| Task details |
Search the listing for the word "placeholder". Copy every line where it is found.

Given data below:

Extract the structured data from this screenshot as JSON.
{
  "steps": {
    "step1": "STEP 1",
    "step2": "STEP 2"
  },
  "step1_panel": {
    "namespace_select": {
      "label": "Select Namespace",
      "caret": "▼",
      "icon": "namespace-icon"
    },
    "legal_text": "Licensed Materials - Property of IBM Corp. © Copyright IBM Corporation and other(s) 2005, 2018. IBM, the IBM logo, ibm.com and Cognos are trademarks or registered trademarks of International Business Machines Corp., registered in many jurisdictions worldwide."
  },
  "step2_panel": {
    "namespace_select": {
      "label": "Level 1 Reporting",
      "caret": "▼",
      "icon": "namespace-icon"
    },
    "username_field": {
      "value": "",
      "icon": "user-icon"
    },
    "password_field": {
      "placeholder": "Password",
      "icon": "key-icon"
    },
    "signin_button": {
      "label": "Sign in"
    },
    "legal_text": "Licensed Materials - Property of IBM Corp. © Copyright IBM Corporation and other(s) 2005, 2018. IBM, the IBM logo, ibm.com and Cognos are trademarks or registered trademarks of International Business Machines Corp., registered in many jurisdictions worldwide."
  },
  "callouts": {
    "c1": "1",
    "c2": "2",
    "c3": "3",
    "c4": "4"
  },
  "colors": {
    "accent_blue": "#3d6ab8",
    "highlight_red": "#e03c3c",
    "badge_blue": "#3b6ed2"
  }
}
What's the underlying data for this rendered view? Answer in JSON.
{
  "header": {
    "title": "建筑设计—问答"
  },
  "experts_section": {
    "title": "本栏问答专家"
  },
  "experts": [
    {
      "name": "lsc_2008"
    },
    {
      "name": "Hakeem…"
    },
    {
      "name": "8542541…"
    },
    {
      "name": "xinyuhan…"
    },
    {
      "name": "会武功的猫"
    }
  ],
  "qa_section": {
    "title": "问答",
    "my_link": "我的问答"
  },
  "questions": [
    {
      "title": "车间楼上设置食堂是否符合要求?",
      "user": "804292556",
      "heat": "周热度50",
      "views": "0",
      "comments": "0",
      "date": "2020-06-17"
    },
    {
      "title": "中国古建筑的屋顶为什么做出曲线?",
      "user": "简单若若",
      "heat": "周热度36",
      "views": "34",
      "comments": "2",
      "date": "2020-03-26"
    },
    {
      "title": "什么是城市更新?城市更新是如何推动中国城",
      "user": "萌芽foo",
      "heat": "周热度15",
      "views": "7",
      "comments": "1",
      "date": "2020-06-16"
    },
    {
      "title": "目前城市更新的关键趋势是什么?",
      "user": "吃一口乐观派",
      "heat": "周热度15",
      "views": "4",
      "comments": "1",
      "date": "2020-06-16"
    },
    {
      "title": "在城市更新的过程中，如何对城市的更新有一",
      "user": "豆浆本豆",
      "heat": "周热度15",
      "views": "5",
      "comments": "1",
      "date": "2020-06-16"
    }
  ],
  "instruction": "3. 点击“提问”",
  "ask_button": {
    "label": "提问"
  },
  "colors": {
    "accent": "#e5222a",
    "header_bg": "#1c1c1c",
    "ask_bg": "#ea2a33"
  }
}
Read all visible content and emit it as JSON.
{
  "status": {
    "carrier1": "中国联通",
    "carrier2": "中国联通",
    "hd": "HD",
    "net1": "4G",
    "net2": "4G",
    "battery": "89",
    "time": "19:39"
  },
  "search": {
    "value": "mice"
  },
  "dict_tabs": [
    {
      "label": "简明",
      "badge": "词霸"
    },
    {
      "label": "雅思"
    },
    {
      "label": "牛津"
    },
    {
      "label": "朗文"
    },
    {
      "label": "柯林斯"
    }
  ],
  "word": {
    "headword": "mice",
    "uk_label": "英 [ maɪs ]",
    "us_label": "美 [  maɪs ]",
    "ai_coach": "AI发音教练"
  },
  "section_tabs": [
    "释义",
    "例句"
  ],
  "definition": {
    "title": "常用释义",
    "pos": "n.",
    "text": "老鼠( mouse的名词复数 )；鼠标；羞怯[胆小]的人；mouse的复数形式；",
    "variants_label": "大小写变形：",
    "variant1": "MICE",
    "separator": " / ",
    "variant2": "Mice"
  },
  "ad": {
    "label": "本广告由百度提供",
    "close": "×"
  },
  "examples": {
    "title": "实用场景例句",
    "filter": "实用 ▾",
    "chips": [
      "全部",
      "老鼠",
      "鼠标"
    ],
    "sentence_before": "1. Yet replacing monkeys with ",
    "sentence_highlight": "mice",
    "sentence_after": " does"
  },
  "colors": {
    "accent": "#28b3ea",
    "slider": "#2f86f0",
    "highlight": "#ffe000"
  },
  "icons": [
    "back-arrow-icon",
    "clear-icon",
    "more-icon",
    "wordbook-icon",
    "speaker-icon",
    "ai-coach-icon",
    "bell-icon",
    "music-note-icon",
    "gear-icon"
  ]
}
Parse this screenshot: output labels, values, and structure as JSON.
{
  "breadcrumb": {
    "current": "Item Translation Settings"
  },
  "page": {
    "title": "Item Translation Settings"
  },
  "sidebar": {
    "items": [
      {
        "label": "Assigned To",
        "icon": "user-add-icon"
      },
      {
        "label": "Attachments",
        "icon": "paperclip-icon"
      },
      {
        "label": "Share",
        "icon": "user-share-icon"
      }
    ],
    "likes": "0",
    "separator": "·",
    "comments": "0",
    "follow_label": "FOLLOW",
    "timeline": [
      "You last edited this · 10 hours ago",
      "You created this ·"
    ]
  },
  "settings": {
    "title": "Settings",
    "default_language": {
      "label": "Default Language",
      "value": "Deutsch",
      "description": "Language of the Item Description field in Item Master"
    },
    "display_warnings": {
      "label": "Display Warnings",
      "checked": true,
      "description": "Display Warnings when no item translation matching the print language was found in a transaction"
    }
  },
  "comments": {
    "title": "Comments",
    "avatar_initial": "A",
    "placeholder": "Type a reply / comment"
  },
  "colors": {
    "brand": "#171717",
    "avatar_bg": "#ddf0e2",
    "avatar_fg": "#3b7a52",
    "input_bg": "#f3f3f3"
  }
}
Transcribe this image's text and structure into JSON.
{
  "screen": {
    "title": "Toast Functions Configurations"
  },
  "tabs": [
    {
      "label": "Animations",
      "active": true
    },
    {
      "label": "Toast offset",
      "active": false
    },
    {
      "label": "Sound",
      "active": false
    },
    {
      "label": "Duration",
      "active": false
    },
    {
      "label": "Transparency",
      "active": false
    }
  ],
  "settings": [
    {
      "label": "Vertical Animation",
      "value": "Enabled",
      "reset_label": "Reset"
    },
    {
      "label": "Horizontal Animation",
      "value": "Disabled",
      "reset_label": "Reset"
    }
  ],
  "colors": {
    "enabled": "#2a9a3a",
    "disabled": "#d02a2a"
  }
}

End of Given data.

| Task result |
      "placeholder": "Password",
    "placeholder": "Type a reply / comment"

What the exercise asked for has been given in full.